What to do if Stopped by the Police
Learn What To Do If Stopped By The Police
Police encounters are stressful. Many times, people do not know what to do if stopped by the police. They often say and do all the wrong things when stopped by the police. So, what are the right things to do and say during a police stop? Learn what to do when stopped by the police.
What Are The Right Things To Do During a Police Stop?
Be Polite and Stay Calm
The first thing you must do when stopped by the police is to stay calm. If you remain calm, you will keep your head about you. It is important to be polite to officers. Don’t argue with officers. Do not resist arrest or obstruct an investigation. Even if the police violate your constitutional rights, remain calm and polite. Attorney Matthew Hicks can challenge Constitutional violations in court.
Often times, failing to remain calm and polite may result in your arrest. Many people do not know what to do if stopped by police. Because of their ignorance, they risk arrest. You may hear officers, judges, or attorneys refer to this as “failing the attitude test.” The attitude test refers to giving the proper deference to police officers. If you fail to be polite, an officer may use his authority to escalate the situation into an arrest. It is not illegal to be rude to cops. But failing to be polite may result in the officer claiming you resisted a lawful order or worse.
Determine Whether You Are In Custody
Second, you must determine whether the encounter is voluntary or not. Ask the officer if you are free to leave. If the police officer states you are free to leave, then you should probably leave. But, if you fail to leave and voluntarily answer any of the officer’s questions, the District Attorney may use your answers against you in court.

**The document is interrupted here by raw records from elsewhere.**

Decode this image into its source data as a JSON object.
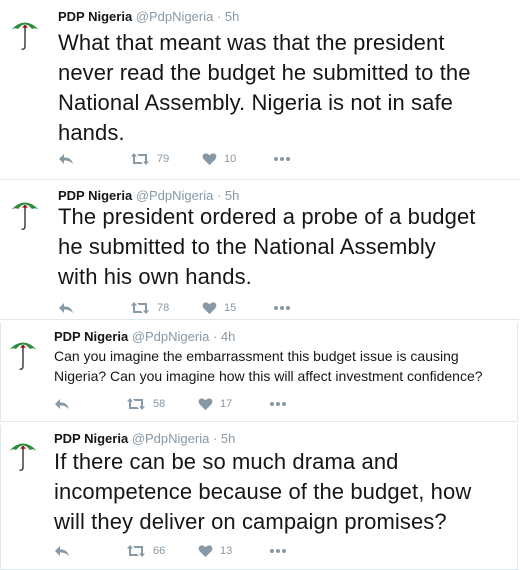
{
  "tweets": [
    {
      "name": "PDP Nigeria",
      "handle": "@PdpNigeria",
      "separator": "·",
      "time": "5h",
      "text_lines": [
        "What that meant was that the president",
        "never read the budget he submitted to the",
        "National Assembly. Nigeria is not in safe",
        "hands."
      ],
      "retweets": "79",
      "likes": "10"
    },
    {
      "name": "PDP Nigeria",
      "handle": "@PdpNigeria",
      "separator": "·",
      "time": "5h",
      "text_lines": [
        "The president ordered a probe of a budget",
        "he submitted to the National Assembly",
        "with his own hands."
      ],
      "retweets": "78",
      "likes": "15"
    },
    {
      "name": "PDP Nigeria",
      "handle": "@PdpNigeria",
      "separator": "·",
      "time": "4h",
      "text_lines": [
        "Can you imagine the embarrassment this budget issue is causing",
        "Nigeria? Can you imagine how this will affect investment confidence?"
      ],
      "retweets": "58",
      "likes": "17"
    },
    {
      "name": "PDP Nigeria",
      "handle": "@PdpNigeria",
      "separator": "·",
      "time": "5h",
      "text_lines": [
        "If there can be so much drama and",
        "incompetence because of the budget, how",
        "will they deliver on campaign promises?"
      ],
      "retweets": "66",
      "likes": "13"
    }
  ],
  "icons": {
    "avatar": "pdp-umbrella-logo",
    "reply": "reply-icon",
    "retweet": "retweet-icon",
    "like": "heart-icon",
    "more": "more-icon"
  },
  "colors": {
    "muted": "#8899a6",
    "text": "#14171a",
    "divider": "#e1e8ed",
    "logo_green": "#2e8b3a",
    "logo_red": "#d8232a"
  }
}
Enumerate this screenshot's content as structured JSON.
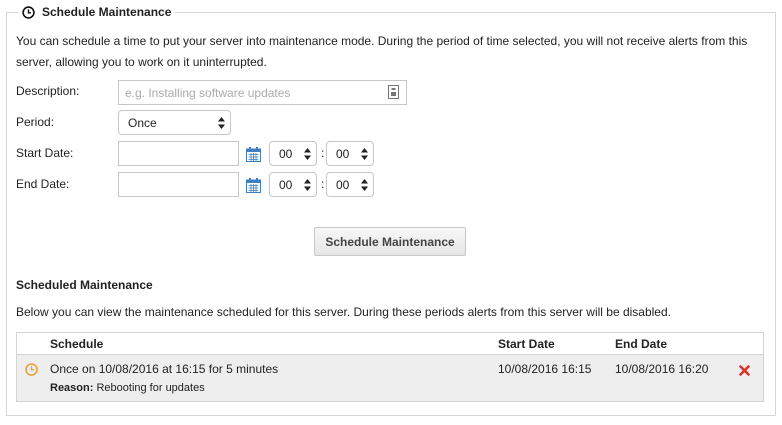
{
  "panel": {
    "title": "Schedule Maintenance",
    "intro": "You can schedule a time to put your server into maintenance mode. During the period of time selected, you will not receive alerts from this server, allowing you to work on it uninterrupted."
  },
  "form": {
    "description_label": "Description:",
    "description_placeholder": "e.g. Installing software updates",
    "description_value": "",
    "period_label": "Period:",
    "period_value": "Once",
    "start_label": "Start Date:",
    "start_value": "",
    "start_hour": "00",
    "start_minute": "00",
    "end_label": "End Date:",
    "end_value": "",
    "end_hour": "00",
    "end_minute": "00",
    "time_separator": ":",
    "submit_label": "Schedule Maintenance"
  },
  "scheduled": {
    "title": "Scheduled Maintenance",
    "description": "Below you can view the maintenance scheduled for this server. During these periods alerts from this server will be disabled.",
    "columns": {
      "schedule": "Schedule",
      "start": "Start Date",
      "end": "End Date"
    },
    "rows": [
      {
        "schedule": "Once on 10/08/2016 at 16:15 for 5 minutes",
        "reason_label": "Reason:",
        "reason": "Rebooting for updates",
        "start": "10/08/2016 16:15",
        "end": "10/08/2016 16:20"
      }
    ]
  },
  "colors": {
    "clock_icon": "#e8a23a",
    "delete_icon": "#d9342b",
    "calendar_icon": "#3f7fbf",
    "row_background": "#eeeeee"
  }
}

If you are not free to leave, then you are in custody. If you are in custody, you should remain silent. Moreover, you should ask for an attorney before giving any statements to the police. Call Attorney Matthew Hicks 24 hours a day at 714-361-4191. Learn more about how to properly invoke your right to remain silent and to an attorney here.
Do Not Consent To A Search Request
Third, remember that police officers generally need search warrants to conduct searches. But, officers do not need a warrant under certain circumstances. One circumstance is consent. A police officer does not need a search warrant if you consent to the search. Often times, because people do not know what to do if stopped by police, they consent to a search which results in their arrest. So, it is often in your best interest not to give your consent. Even if you have nothing to hide, the constitution guarantees your right to be free from unreasonable searches.
Moreover, if an officer believes you are armed, they may pat you down over your clothing without a search warrant. Once again, remain calm and polite. A police officer may violate your rights and conduct an illegal search. It is better to remain polite and not elevate your risk of arrest during a police stop. An illegal search is challengeable in court. If successfully challenged, the District Attorney cannot use the illegal search against you. This is why it is important to hire an attorney.
What Are The Right Things To Say During a Police Stop?
Only Answer Questions Regarding Your Identity
What are the right things during a police stop? Well this depends on the situation. A good rule of thumb is you must answer identifying questions. This is true regardless of whether the officer told you that you are free to leave or are in custody. Identifying questions include; your name, date of birth, address, license, registration, etc. Do not refuse to answer identifying questions. Furthermore, do not lie about your identity. The court can use your lies against you.
Do Not Answer Evidentiary Questions
But, you should think twice before answering any evidentiary questions. Evidentiary questions include questions such as “how many drinks have you had tonight?”, “are you coming from a bar?”, “how fast were you going?”, etc.
If confronted with an evidentiary question, stay calm and polite. Simply answer these evidentiary questions by stating “I respectfully decline to answer your question.” If the officer indicated you were free to leave, at this point simply leave. Because you are free to leave, the encounter is voluntary and therefore any statement you make is voluntary. The District Attorney can use statements you made in court if later charged with a crime.
But, if the officer indicated you were not free to leave, invoke your Miranda Rights. Read here to learn how to invoke your Miranda Rights. The officer must read your Miranda Rights if you are in custody prior to questioning you. Remember, if the officer stated you are not free to leave, then you are in custody. The Officer must then read you your Miranda Rights.
Learn What To Do If Stopped By The Police Check List
You must remember what to do if stopped by the police. If you do, you will better protect yourself.
- Stay Calm, Be Polite: Don’t let the police escalate the situation.
- Determine Whether you are in Custody: If you are not in custody, leave. If you are in custody invoke your Miranda Rights.
- Do not Consent to Search. Even if you do not consent to search and the police search anyways, do not stop them. Illegal searches are challengeable in court.
- Answer Identifying questions. Do not lie about who you are.
- Do not answer evidentiary questions. Instead, if out of custody, respond “I respectfully decline to answer your question.” If in custody invoke your miranda rights by stating, “I invoke my right to an attorney, I invoke my right to remain silent.”